- Opening Delimiter -

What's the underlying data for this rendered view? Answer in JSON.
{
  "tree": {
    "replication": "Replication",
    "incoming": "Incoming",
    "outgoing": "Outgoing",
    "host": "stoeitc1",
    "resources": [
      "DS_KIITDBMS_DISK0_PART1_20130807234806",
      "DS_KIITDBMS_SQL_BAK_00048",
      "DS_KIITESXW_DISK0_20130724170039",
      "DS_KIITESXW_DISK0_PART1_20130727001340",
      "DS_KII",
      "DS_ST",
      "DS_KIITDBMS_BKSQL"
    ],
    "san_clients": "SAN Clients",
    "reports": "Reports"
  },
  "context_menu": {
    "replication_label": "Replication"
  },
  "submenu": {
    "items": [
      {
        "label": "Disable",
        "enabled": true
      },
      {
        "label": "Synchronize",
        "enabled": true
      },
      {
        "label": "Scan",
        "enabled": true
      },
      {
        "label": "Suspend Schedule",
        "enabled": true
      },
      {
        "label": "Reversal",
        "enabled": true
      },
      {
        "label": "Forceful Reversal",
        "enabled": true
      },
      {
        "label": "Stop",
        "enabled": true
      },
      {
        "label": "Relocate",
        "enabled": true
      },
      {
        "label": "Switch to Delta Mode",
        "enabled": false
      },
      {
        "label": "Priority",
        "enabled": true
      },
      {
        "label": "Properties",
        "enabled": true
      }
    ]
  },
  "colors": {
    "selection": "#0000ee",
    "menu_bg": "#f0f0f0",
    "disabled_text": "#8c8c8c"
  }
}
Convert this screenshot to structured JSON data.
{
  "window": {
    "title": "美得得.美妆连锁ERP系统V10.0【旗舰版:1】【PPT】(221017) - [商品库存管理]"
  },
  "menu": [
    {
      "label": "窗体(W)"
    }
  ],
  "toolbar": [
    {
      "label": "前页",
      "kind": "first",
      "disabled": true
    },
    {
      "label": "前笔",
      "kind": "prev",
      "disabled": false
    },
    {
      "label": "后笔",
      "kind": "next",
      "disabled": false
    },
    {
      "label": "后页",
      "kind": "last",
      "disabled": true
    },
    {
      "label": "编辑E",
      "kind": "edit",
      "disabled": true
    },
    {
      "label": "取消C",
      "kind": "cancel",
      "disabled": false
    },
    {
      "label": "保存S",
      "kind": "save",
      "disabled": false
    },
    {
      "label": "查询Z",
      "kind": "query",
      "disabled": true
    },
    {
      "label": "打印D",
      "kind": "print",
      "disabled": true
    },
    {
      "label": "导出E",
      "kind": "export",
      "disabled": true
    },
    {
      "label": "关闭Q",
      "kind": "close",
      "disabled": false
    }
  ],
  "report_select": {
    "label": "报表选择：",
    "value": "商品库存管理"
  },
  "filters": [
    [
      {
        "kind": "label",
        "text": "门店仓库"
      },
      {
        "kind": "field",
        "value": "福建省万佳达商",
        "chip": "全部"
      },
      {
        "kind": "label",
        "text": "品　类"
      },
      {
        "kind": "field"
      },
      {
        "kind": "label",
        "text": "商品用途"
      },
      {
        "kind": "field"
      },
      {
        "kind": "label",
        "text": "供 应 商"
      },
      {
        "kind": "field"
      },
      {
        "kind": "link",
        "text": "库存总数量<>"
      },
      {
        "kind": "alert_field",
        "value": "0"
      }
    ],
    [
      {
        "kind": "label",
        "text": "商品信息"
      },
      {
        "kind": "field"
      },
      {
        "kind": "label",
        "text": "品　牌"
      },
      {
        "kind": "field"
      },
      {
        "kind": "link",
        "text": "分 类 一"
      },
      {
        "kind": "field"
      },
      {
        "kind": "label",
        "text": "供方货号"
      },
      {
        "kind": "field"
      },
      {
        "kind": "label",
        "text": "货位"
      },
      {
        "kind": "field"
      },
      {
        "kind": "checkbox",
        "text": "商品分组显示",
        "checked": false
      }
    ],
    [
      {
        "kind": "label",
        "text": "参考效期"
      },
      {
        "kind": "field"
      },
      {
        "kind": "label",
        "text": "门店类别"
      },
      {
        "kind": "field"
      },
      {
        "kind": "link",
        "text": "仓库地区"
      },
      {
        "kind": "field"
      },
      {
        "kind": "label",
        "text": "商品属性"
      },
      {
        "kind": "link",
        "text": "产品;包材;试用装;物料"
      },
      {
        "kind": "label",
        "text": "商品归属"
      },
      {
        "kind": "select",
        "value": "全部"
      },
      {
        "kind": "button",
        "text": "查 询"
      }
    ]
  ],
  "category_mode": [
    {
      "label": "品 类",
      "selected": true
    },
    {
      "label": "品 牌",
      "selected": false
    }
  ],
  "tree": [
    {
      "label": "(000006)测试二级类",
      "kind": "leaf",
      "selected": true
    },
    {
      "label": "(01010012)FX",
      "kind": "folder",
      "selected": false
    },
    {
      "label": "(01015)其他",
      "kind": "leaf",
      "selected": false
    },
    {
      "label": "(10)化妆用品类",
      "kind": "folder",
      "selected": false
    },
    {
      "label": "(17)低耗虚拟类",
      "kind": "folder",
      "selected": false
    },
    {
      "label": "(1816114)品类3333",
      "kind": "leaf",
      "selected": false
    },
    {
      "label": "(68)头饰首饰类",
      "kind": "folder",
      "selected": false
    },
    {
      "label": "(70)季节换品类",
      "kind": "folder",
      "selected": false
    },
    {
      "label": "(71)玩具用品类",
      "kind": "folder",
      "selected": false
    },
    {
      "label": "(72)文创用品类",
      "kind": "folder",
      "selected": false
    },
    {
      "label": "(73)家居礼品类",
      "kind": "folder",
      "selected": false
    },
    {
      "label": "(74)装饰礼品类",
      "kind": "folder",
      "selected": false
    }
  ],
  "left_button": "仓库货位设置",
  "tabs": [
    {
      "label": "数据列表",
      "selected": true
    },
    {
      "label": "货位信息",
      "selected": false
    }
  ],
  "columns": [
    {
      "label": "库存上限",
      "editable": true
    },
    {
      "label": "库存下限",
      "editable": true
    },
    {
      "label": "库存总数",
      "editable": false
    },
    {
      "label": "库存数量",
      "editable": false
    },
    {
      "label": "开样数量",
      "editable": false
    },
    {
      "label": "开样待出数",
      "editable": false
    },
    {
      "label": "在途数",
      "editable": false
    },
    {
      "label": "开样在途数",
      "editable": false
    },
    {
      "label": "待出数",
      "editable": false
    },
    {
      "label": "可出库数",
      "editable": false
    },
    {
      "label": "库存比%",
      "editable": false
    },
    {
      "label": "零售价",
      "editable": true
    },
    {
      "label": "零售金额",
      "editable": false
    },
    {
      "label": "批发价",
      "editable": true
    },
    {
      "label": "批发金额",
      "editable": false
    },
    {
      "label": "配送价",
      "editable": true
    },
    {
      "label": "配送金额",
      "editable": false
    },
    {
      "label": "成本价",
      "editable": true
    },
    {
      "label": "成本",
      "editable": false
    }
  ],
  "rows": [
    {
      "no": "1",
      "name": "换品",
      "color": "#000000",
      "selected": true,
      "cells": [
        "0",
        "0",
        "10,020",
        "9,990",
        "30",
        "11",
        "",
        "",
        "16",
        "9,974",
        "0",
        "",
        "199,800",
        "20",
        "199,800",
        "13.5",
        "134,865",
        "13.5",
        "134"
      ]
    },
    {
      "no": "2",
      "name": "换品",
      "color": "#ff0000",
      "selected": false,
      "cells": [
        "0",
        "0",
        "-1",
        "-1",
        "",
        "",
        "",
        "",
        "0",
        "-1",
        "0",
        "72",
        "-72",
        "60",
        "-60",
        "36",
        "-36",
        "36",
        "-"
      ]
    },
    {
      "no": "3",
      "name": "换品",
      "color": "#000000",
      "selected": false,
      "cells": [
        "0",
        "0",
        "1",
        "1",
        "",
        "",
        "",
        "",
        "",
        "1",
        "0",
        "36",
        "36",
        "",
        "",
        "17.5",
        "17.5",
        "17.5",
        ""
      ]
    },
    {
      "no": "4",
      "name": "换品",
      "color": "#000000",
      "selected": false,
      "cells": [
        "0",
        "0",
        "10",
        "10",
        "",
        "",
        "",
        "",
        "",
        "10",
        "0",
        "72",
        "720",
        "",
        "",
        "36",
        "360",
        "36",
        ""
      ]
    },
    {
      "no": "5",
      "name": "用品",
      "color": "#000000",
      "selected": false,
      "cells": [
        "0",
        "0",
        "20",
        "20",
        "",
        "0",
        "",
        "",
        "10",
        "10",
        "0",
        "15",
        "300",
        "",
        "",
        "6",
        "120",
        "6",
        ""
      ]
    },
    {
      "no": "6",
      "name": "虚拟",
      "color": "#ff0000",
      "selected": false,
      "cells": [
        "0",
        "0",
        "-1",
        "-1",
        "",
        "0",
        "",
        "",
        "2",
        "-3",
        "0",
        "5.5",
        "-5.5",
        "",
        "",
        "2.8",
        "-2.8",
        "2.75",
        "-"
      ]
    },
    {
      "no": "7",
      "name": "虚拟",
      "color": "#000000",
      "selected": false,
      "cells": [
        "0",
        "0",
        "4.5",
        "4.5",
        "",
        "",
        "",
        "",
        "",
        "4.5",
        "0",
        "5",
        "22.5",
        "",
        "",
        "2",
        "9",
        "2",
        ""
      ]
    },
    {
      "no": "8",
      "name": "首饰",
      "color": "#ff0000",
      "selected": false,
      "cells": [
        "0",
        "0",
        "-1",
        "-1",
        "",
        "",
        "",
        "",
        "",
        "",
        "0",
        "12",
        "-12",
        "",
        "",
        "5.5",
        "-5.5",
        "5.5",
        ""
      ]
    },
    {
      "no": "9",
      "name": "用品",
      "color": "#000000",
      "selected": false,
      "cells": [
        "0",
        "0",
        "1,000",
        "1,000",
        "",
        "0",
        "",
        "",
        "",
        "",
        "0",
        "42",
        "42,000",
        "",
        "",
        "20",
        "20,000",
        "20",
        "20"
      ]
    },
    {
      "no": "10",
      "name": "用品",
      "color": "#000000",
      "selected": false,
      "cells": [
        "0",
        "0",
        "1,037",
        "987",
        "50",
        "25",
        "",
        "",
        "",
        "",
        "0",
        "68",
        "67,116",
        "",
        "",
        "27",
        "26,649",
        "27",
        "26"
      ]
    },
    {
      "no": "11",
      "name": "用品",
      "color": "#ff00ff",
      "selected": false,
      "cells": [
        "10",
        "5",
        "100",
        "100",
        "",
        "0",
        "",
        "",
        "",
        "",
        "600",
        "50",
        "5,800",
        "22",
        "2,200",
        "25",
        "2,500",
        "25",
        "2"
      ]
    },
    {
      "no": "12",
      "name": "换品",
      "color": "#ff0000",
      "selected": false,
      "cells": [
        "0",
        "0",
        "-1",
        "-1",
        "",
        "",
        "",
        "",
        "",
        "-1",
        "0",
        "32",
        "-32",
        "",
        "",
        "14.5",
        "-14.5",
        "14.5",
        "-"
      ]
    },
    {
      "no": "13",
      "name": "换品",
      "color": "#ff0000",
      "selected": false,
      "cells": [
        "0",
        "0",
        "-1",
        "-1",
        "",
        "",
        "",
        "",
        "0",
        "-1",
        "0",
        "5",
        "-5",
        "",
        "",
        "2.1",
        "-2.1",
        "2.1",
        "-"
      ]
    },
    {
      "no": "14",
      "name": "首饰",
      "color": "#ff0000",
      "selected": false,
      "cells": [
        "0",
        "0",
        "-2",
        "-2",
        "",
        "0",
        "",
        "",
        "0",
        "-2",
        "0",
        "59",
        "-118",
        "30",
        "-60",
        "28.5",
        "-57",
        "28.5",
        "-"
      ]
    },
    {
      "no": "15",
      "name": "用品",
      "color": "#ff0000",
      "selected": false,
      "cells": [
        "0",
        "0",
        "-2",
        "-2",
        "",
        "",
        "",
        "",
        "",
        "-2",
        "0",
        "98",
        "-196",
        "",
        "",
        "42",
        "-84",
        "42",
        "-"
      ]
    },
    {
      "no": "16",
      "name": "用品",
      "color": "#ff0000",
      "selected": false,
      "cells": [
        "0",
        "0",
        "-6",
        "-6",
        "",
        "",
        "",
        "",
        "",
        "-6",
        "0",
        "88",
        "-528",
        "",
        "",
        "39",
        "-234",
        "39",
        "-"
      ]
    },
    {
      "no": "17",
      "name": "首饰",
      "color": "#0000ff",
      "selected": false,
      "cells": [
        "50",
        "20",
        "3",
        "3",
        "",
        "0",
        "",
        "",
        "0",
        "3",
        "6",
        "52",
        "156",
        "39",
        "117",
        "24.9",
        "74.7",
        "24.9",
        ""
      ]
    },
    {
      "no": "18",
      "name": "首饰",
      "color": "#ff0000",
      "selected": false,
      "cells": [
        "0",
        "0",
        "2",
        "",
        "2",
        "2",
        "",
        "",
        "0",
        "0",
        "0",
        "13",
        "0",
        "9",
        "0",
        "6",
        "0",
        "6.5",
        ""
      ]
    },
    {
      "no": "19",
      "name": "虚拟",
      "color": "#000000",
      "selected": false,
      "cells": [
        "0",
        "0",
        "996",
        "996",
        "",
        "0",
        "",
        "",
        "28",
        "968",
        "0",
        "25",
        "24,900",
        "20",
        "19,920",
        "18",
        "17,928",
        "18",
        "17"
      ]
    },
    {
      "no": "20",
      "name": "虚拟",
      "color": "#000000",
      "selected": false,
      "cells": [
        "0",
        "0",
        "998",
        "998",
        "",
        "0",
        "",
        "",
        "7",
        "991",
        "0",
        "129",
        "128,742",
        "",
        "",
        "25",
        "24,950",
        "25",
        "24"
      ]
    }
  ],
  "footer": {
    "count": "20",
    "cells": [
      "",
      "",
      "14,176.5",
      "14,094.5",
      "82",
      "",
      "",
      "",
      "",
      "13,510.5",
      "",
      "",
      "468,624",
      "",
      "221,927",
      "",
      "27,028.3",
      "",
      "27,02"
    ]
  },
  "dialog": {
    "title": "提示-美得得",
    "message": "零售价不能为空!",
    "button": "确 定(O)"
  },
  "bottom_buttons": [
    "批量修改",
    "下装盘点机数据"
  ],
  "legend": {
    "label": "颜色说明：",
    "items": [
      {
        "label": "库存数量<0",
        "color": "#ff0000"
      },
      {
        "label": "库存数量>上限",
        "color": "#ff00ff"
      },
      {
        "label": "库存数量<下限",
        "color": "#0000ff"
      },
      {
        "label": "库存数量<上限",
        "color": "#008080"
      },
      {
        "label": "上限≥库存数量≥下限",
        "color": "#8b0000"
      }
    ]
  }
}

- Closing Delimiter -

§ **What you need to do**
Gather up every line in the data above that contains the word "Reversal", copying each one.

§ **Exercise answer**
        "label": "Reversal",
        "label": "Forceful Reversal",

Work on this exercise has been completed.